Although General McChrystal included no specific force proposals in his review, officials expect him to send a separate request in the coming weeks. Military strategists, including one who has advised General McChrystal, said he might offer three options. The smallest proposed reinforcement, from 10,000 to 15,000 troops, would be described as the high-risk option. A medium-risk option would involve sending about 25,000 more troops, and a low-risk option would call for sending about 45,000 troops.

Geoff Morrell, the Pentagon press secretary, cautioned that talk about troop levels was speculation. “Anyone who tells you that they know how many troops the commander is going to ask for and the options he may or may not present doesn’t know what he’s talking about, because that has not been determined yet,” Mr. Morrell said. He said that Mr. Gates had not made up his mind about what he would recommend to the president.

Mr. Gates could be the key adviser on this decision, and some military analysts predicted that he might recommend what Pentagon officials call the “Goldilocks option” — the medium-risk one in the middle. Because he was first appointed by President George W. Bush, Mr. Gates could provide political cover for Mr. Obama should the president reject the biggest possible buildup.

To assume the Goldilocks option, that’s 25,000 more troops on top of the 21,000 troop escalation the military will complete this fall. It defies common sense to push for another troop escalation before you’ve seen what the first, yet to be implemented, troop escalation will accomplish. And if this 21,000 troop increase is discredited before it’s happened, that doesn’t speak well about the consistency and purpose of the Obama administration’s long-term war strategy.

But even if A.) everything changed when McChrystal took charge and B.) McChrystal might have a point and Gates is wise to listen to him, the Goldilocks options creates a situation where U.S. troops are spread absurdly thin. There are still 130,000 soldiers in Iraq and now, again with the assumed Goldilocks options, there will be 93,000 troops in Afghanistan. That’s equal in size to any combined Afghanistan-Iraq troop deployment in the Bush administration. The national security objectives are not apparent enough to force the same 200,000 or so soldiers to endlessly deploy and re-deploy: these dual wars have gone on a combined 14 years now. The scenario envisioned by the Onion in March is coming true: “U.S. Troops In Iraq Excited to Finally Return to Afghanistan.”-MB
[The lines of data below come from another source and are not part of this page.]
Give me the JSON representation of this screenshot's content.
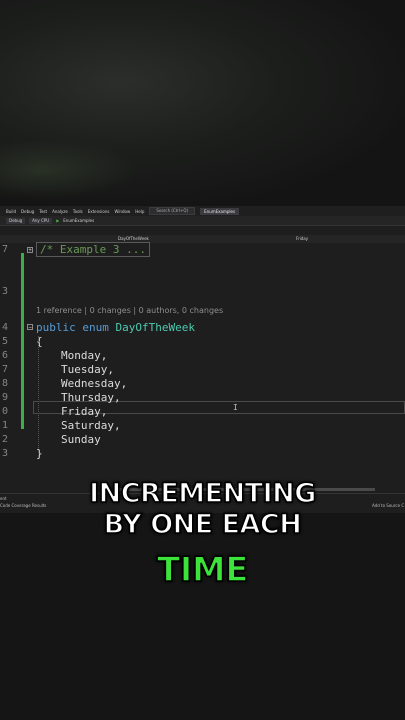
{
  "menu": {
    "items": [
      "Build",
      "Debug",
      "Test",
      "Analyze",
      "Tools",
      "Extensions",
      "Window",
      "Help"
    ],
    "search_placeholder": "Search (Ctrl+Q)",
    "solution_name": "EnumExamples"
  },
  "toolbar": {
    "config": "Debug",
    "platform": "Any CPU",
    "run_target": "EnumExamples"
  },
  "nav": {
    "type_dropdown": "DayOfTheWeek",
    "member_dropdown": "Friday"
  },
  "editor": {
    "line_numbers": [
      "7",
      "3",
      "4",
      "5",
      "6",
      "7",
      "8",
      "9",
      "0",
      "1",
      "2",
      "3"
    ],
    "collapsed_region": "/* Example 3 ...",
    "codelens": "1 reference | 0 changes | 0 authors, 0 changes",
    "decl_keyword1": "public",
    "decl_keyword2": "enum",
    "decl_type": "DayOfTheWeek",
    "open_brace": "{",
    "close_brace": "}",
    "members": [
      "Monday,",
      "Tuesday,",
      "Wednesday,",
      "Thursday,",
      "Friday,",
      "Saturday,",
      "Sunday"
    ]
  },
  "statusbar": {
    "left": "ent",
    "left2": "Code Coverage Results",
    "right": "Add to Source C"
  },
  "caption": {
    "line1": "INCREMENTING",
    "line2": "BY ONE EACH",
    "line3": "TIME"
  },
  "colors": {
    "caption_accent": "#3ce33a",
    "keyword": "#569cd6",
    "type": "#4ec9b0",
    "change_bar": "#3fae49"
  }
}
Iraq Prime Minister Nouri al-Maliki supports a referendum that would push all U.S. troops out of Iraq by the start of 2011 instead of the end of 2011 as the Obama administration plans, reports the Washington Post’s Ernesto Londono. Maliki wants the Americans out — he has actively tried to curb the soldiers influence throughout the country. And while it’s not known if this referendum will actually come to a vote and pass, only 27 percent of Iraqis polled said they had "confidence" in U.S. soldiers.

Should the Obama administration be, you know, concerned about the fact it’s so not wanted? In the administration’s defense, Defense Sec. Robert Gates was not even told of this referendum by Iraq officials when he recently visited. The Iraq government might, in other words, be quietly asking for continued U.S. assistance while Maliki publicly disparages the American soldiers. But for the good of Iraq’s sovereignty and U.S. self-interest, there could come a point before 2011 where the U.S. should just listen Maliki and leave.-MB